Call for Papers: AAG, New Orleans, 10-14 April 2018
Urban Political Ecology: Bodies, Social Reproduction and Everyday Life
Session organisers: Archie Davies (King’s College London) and James Angel (King’s College London)
Please email abstracts (no more than 250 words) to firstname.lastname@example.org by Wednesday 18th October
Urban political ecology provides a valuable lens through which to interrogate the power-laden production of urban environments, undoing reactionary binaries between the city and nature and offering possibilities for imagining and enacting more democratic socionatural trajectories (Swyngedouw 1996, Heynen, Kaika and Swyngedouw 2006, Heynen 2014). Yet recent years have seen calls for an urban political ecology more closely attuned to the sensibilities, senses and rhythms of everyday life (Loftus 2012). Urban environments are produced through the dialectical relation between waged and unwaged labour, yet thus far urban political ecological engagements with the “fleshy, messy” (Katz 2001) work of social reproduction has been relatively sparse. For Doshi (2017) there is a need for a more “embodied” urban political ecology, beginning from the body as the site at which contested socioecological processes are made and remade.
This session seeks to deepen the dialogue between urban political ecology and theories of the body and everyday life. We welcome contributions that forge conversations between urban political ecology and a range of approaches to the everyday and the embodied.
Approaches could include, but are not limited to:
– materialist feminism,
– postcolonial and decolonial perspectives,
– new materialisms,
– geographies of affect and emotion, and
– queer theory.
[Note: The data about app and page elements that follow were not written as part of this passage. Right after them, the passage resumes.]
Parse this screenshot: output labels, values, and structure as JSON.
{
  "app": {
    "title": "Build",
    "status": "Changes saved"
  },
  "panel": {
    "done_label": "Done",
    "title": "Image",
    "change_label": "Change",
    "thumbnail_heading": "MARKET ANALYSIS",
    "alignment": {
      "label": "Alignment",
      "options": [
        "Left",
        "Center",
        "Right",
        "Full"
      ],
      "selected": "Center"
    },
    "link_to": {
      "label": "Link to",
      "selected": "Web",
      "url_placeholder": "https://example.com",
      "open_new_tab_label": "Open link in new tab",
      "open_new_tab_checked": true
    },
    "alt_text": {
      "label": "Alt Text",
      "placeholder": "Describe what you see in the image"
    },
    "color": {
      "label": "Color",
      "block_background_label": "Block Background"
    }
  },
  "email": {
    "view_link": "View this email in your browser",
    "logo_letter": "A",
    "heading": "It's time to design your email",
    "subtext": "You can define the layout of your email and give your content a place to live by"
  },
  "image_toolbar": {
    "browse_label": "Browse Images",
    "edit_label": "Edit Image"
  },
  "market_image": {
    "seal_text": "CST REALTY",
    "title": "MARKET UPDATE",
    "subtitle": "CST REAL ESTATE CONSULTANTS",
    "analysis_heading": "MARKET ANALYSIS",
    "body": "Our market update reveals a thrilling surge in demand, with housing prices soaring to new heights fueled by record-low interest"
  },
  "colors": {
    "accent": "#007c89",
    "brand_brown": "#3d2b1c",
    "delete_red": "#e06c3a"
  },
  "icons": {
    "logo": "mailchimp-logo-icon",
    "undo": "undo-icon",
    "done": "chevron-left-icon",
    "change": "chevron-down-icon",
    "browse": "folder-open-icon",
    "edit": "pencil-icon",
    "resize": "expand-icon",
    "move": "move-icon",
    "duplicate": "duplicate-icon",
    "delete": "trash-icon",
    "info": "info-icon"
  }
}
We are interested in both empirical and theoretical contributions dealing with subjects such as urban food and hunger, energy, pollution, waste, infrastructure, water and more. We are keen to include papers that illuminate the role of the embodied and the everyday in mediating and constituting unjust urban environments, and the political possibilities opened up by seeing daily reproductive practices as a locus of struggle that might prefigure alternative urban natures.